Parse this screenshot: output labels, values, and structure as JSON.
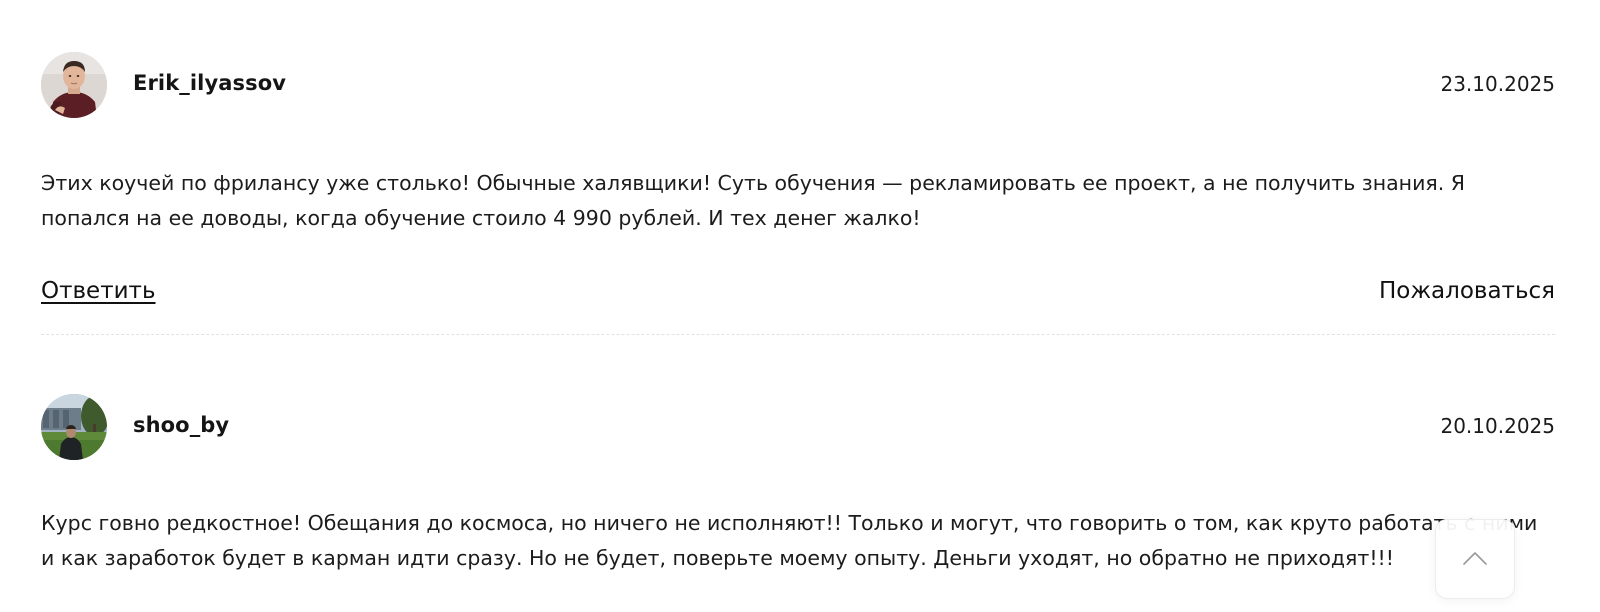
{
  "comments": [
    {
      "username": "Erik_ilyassov",
      "date": "23.10.2025",
      "text": "Этих коучей по фрилансу уже столько! Обычные халявщики! Суть обучения — рекламировать ее проект, а не получить знания. Я попался на ее доводы, когда обучение стоило 4 990 рублей. И тех денег жалко!",
      "reply_label": "Ответить",
      "report_label": "Пожаловаться"
    },
    {
      "username": "shoo_by",
      "date": "20.10.2025",
      "text": "Курс говно редкостное! Обещания до космоса, но ничего не исполняют!! Только и могут, что говорить о том, как круто работать с ними и как заработок будет в карман идти сразу. Но не будет, поверьте моему опыту. Деньги уходят, но обратно не приходят!!!"
    }
  ],
  "icons": {
    "avatar_1": "user-photo",
    "avatar_2": "user-photo",
    "scroll_top": "chevron-up-icon"
  }
}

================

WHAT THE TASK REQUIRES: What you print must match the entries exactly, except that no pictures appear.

REPLY TO THE EXERCISE:
Parse this screenshot: output labels, values, and structure as JSON.
{
  "comments": [
    {
      "username": "Erik_ilyassov",
      "date": "23.10.2025",
      "text": "Этих коучей по фрилансу уже столько! Обычные халявщики! Суть обучения — рекламировать ее проект, а не получить знания. Я попался на ее доводы, когда обучение стоило 4 990 рублей. И тех денег жалко!",
      "reply_label": "Ответить",
      "report_label": "Пожаловаться"
    },
    {
      "username": "shoo_by",
      "date": "20.10.2025",
      "text": "Курс говно редкостное! Обещания до космоса, но ничего не исполняют!! Только и могут, что говорить о том, как круто работать с ними и как заработок будет в карман идти сразу. Но не будет, поверьте моему опыту. Деньги уходят, но обратно не приходят!!!"
    }
  ],
  "icons": {
    "avatar_1": "user-photo",
    "avatar_2": "user-photo",
    "scroll_top": "chevron-up-icon"
  }
}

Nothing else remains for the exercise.